Entries from a dataset of interfaces
++++++++

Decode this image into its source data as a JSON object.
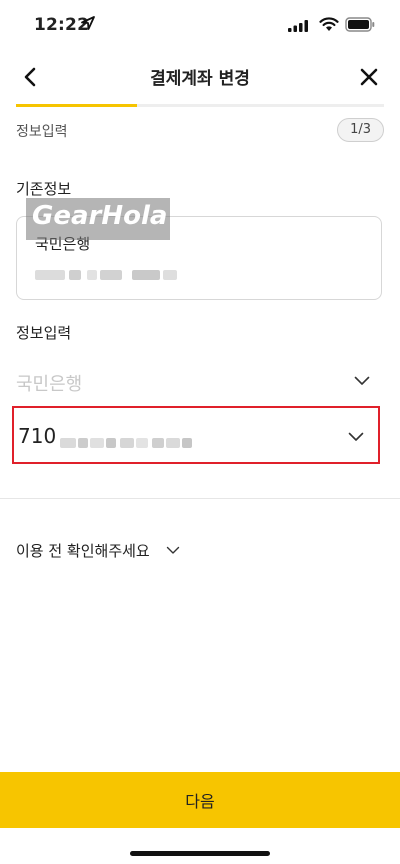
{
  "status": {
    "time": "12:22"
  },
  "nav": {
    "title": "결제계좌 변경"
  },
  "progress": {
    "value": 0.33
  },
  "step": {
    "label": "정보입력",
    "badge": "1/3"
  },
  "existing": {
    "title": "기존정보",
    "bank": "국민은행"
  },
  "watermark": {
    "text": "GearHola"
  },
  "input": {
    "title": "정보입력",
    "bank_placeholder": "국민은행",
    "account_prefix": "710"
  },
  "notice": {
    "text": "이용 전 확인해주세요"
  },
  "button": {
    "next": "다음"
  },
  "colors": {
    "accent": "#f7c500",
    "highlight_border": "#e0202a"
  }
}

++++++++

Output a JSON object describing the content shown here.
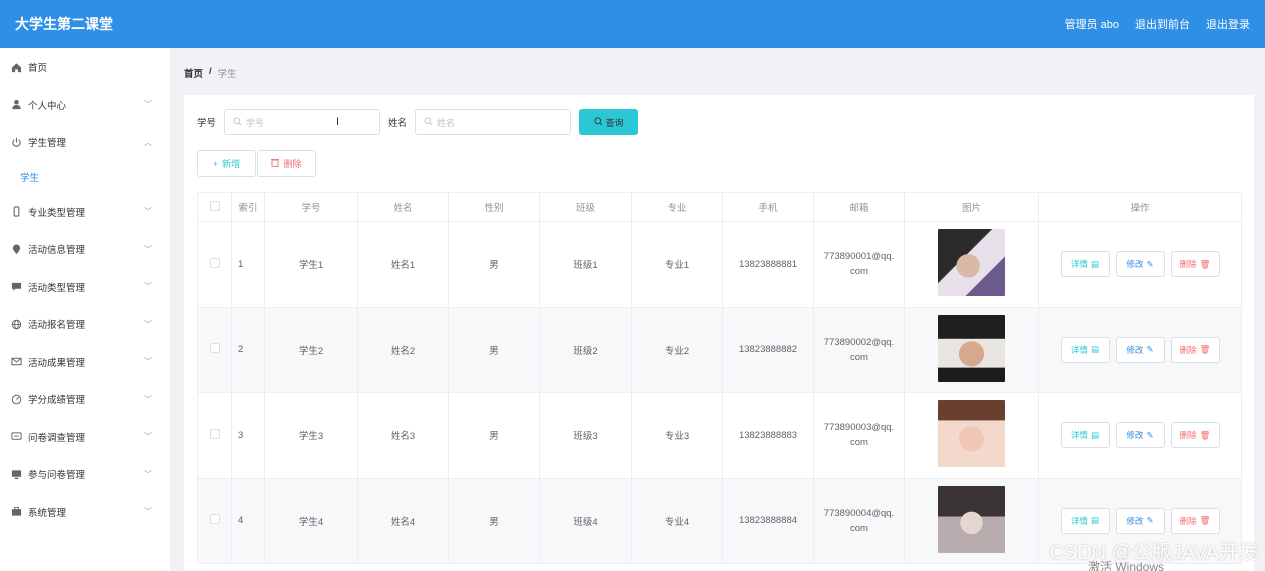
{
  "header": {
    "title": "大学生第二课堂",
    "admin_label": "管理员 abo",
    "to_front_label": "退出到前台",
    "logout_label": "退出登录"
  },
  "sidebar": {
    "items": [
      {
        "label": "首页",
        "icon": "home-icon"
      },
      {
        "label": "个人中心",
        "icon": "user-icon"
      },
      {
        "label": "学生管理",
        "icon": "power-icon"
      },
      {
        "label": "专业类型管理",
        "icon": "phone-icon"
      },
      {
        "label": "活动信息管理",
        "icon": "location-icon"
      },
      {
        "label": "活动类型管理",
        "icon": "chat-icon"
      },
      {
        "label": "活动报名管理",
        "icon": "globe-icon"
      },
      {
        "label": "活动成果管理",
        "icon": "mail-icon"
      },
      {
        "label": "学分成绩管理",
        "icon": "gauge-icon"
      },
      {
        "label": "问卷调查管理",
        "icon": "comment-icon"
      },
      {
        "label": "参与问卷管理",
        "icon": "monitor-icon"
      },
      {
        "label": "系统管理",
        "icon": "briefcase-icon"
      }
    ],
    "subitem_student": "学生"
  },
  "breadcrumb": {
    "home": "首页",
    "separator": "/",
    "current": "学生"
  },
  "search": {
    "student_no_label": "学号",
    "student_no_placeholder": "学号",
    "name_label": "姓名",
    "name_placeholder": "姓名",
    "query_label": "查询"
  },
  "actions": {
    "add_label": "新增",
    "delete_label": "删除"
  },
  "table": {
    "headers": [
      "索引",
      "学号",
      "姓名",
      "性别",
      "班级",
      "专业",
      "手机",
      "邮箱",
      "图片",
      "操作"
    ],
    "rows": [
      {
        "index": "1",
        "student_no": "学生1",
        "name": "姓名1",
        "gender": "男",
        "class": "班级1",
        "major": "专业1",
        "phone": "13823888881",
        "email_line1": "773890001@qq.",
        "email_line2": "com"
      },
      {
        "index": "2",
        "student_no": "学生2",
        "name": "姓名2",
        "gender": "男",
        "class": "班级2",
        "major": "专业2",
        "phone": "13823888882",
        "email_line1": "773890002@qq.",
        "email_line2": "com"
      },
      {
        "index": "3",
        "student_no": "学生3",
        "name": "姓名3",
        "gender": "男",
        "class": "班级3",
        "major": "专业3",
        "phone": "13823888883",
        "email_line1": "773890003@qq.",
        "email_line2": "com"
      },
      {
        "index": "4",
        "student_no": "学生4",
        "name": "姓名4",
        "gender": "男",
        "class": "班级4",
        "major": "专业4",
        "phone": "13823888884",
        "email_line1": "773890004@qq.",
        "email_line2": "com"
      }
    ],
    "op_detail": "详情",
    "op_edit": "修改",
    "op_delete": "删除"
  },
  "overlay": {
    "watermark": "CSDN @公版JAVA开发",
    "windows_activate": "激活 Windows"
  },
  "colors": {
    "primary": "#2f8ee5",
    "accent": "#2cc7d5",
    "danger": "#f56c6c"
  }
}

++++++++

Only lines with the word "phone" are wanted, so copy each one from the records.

        "icon": "phone-icon"
        "phone": "13823888881",
        "phone": "13823888882",
        "phone": "13823888883",
        "phone": "13823888884",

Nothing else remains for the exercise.